Copy out each line of the data below in which the string "Street" appears.

**Material for this exercise:**
▼

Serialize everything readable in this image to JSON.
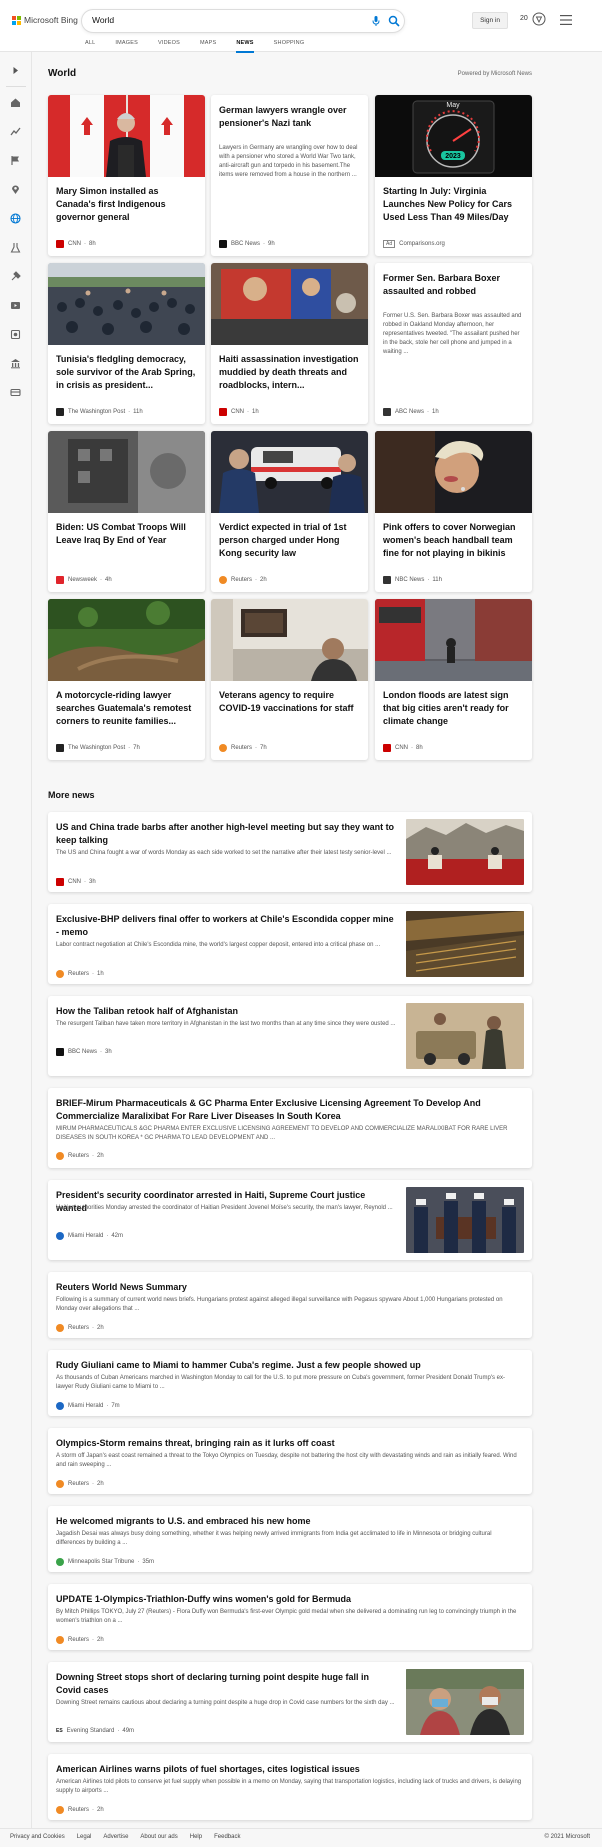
{
  "header": {
    "logo_text": "Microsoft Bing",
    "search_value": "World",
    "signin_label": "Sign in",
    "rewards_points": "20",
    "logo_colors": [
      "#f25022",
      "#7fba00",
      "#00a4ef",
      "#ffb900"
    ]
  },
  "nav": {
    "tabs": [
      {
        "label": "ALL"
      },
      {
        "label": "IMAGES"
      },
      {
        "label": "VIDEOS"
      },
      {
        "label": "MAPS"
      },
      {
        "label": "NEWS",
        "active": true
      },
      {
        "label": "SHOPPING"
      }
    ]
  },
  "sidebar": {
    "icons": [
      "expand-icon",
      "home-icon",
      "trending-icon",
      "flag-icon",
      "location-icon",
      "globe-icon",
      "science-icon",
      "technology-icon",
      "entertainment-icon",
      "sports-icon",
      "business-icon",
      "politics-icon"
    ]
  },
  "world": {
    "title": "World",
    "powered_by": "Powered by Microsoft News",
    "cards": [
      {
        "title": "Mary Simon installed as Canada's first Indigenous governor general",
        "source": "CNN",
        "time": "8h",
        "logo_color": "#cc0000"
      },
      {
        "title": "German lawyers wrangle over pensioner's Nazi tank",
        "snippet": "Lawyers in Germany are wrangling over how to deal with a pensioner who stored a World War Two tank, anti-aircraft gun and torpedo in his basement.The items were removed from a house in the northern ...",
        "source": "BBC News",
        "time": "9h",
        "logo_color": "#111111"
      },
      {
        "title": "Starting In July: Virginia Launches New Policy for Cars Used Less Than 49 Miles/Day",
        "source": "Comparisons.org",
        "time": "",
        "ad": "Ad",
        "image_month": "May",
        "image_year": "2023"
      },
      {
        "title": "Tunisia's fledgling democracy, sole survivor of the Arab Spring, in crisis as president...",
        "source": "The Washington Post",
        "time": "11h",
        "logo_color": "#222222"
      },
      {
        "title": "Haiti assassination investigation muddied by death threats and roadblocks, intern...",
        "source": "CNN",
        "time": "1h",
        "logo_color": "#cc0000"
      },
      {
        "title": "Former Sen. Barbara Boxer assaulted and robbed",
        "snippet": "Former U.S. Sen. Barbara Boxer was assaulted and robbed in Oakland Monday afternoon, her representatives tweeted. \"The assailant pushed her in the back, stole her cell phone and jumped in a waiting ...",
        "source": "ABC News",
        "time": "1h",
        "logo_color": "#333333"
      },
      {
        "title": "Biden: US Combat Troops Will Leave Iraq By End of Year",
        "source": "Newsweek",
        "time": "4h",
        "logo_color": "#e0242b"
      },
      {
        "title": "Verdict expected in trial of 1st person charged under Hong Kong security law",
        "source": "Reuters",
        "time": "2h",
        "logo_color": "#f08a24"
      },
      {
        "title": "Pink offers to cover Norwegian women's beach handball team fine for not playing in bikinis",
        "source": "NBC News",
        "time": "11h",
        "logo_color": "#333333"
      },
      {
        "title": "A motorcycle-riding lawyer searches Guatemala's remotest corners to reunite families...",
        "source": "The Washington Post",
        "time": "7h",
        "logo_color": "#222222"
      },
      {
        "title": "Veterans agency to require COVID-19 vaccinations for staff",
        "source": "Reuters",
        "time": "7h",
        "logo_color": "#f08a24"
      },
      {
        "title": "London floods are latest sign that big cities aren't ready for climate change",
        "source": "CNN",
        "time": "8h",
        "logo_color": "#cc0000"
      }
    ]
  },
  "more_news": {
    "title": "More news",
    "items": [
      {
        "title": "US and China trade barbs after another high-level meeting but say they want to keep talking",
        "snippet": "The US and China fought a war of words Monday as each side worked to set the narrative after their latest testy senior-level ...",
        "source": "CNN",
        "time": "3h",
        "logo_color": "#cc0000",
        "has_image": true
      },
      {
        "title": "Exclusive-BHP delivers final offer to workers at Chile's Escondida copper mine - memo",
        "snippet": "Labor contract negotiation at Chile's Escondida mine, the world's largest copper deposit, entered into a critical phase on ...",
        "source": "Reuters",
        "time": "1h",
        "logo_color": "#f08a24",
        "has_image": true
      },
      {
        "title": "How the Taliban retook half of Afghanistan",
        "snippet": "The resurgent Taliban have taken more territory in Afghanistan in the last two months than at any time since they were ousted ...",
        "source": "BBC News",
        "time": "3h",
        "logo_color": "#111111",
        "has_image": true
      },
      {
        "title": "BRIEF-Mirum Pharmaceuticals & GC Pharma Enter Exclusive Licensing Agreement To Develop And Commercialize Maralixibat For Rare Liver Diseases In South Korea",
        "snippet": "MIRUM PHARMACEUTICALS &GC PHARMA ENTER EXCLUSIVE LICENSING AGREEMENT TO DEVELOP AND COMMERCIALIZE MARALIXIBAT FOR RARE LIVER DISEASES IN SOUTH KOREA * GC PHARMA TO LEAD DEVELOPMENT AND ...",
        "source": "Reuters",
        "time": "2h",
        "logo_color": "#f08a24",
        "has_image": false
      },
      {
        "title": "President's security coordinator arrested in Haiti, Supreme Court justice wanted",
        "snippet": "Haitian authorities Monday arrested the coordinator of Haitian President Jovenel Moïse's security, the man's lawyer, Reynold ...",
        "source": "Miami Herald",
        "time": "42m",
        "logo_color": "#1c68c4",
        "has_image": true
      },
      {
        "title": "Reuters World News Summary",
        "snippet": "Following is a summary of current world news briefs. Hungarians protest against alleged illegal surveillance with Pegasus spyware About 1,000 Hungarians protested on Monday over allegations that ...",
        "source": "Reuters",
        "time": "2h",
        "logo_color": "#f08a24",
        "has_image": false
      },
      {
        "title": "Rudy Giuliani came to Miami to hammer Cuba's regime. Just a few people showed up",
        "snippet": "As thousands of Cuban Americans marched in Washington Monday to call for the U.S. to put more pressure on Cuba's government, former President Donald Trump's ex-lawyer Rudy Giuliani came to Miami to ...",
        "source": "Miami Herald",
        "time": "7m",
        "logo_color": "#1c68c4",
        "has_image": false
      },
      {
        "title": "Olympics-Storm remains threat, bringing rain as it lurks off coast",
        "snippet": "A storm off Japan's east coast remained a threat to the Tokyo Olympics on Tuesday, despite not battering the host city with devastating winds and rain as initially feared. Wind and rain sweeping ...",
        "source": "Reuters",
        "time": "2h",
        "logo_color": "#f08a24",
        "has_image": false
      },
      {
        "title": "He welcomed migrants to U.S. and embraced his new home",
        "snippet": "Jagadish Desai was always busy doing something, whether it was helping newly arrived immigrants from India get acclimated to life in Minnesota or bridging cultural differences by building a ...",
        "source": "Minneapolis Star Tribune",
        "time": "35m",
        "logo_color": "#3aa34a",
        "has_image": false
      },
      {
        "title": "UPDATE 1-Olympics-Triathlon-Duffy wins women's gold for Bermuda",
        "snippet": "By Mitch Phillips TOKYO, July 27 (Reuters) - Flora Duffy won Bermuda's first-ever Olympic gold medal when she delivered a dominating run leg to convincingly triumph in the women's triathlon on a ...",
        "source": "Reuters",
        "time": "2h",
        "logo_color": "#f08a24",
        "has_image": false
      },
      {
        "title": "Downing Street stops short of declaring turning point despite huge fall in Covid cases",
        "snippet": "Downing Street remains cautious about declaring a turning point despite a huge drop in Covid case numbers for the sixth day ...",
        "source": "Evening Standard",
        "time": "49m",
        "logo_color": "#222222",
        "logo_text": "ES",
        "has_image": true
      },
      {
        "title": "American Airlines warns pilots of fuel shortages, cites logistical issues",
        "snippet": "American Airlines told pilots to conserve jet fuel supply when possible in a memo on Monday, saying that transportation logistics, including lack of trucks and drivers, is delaying supply to airports ...",
        "source": "Reuters",
        "time": "2h",
        "logo_color": "#f08a24",
        "has_image": false
      }
    ]
  },
  "footer": {
    "links": [
      "Privacy and Cookies",
      "Legal",
      "Advertise",
      "About our ads",
      "Help",
      "Feedback"
    ],
    "copyright": "© 2021 Microsoft"
  }
}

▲

**Answer space:**
        "title": "Downing Street stops short of declaring turning point despite huge fall in Covid cases",
        "snippet": "Downing Street remains cautious about declaring a turning point despite a huge drop in Covid case numbers for the sixth day ...",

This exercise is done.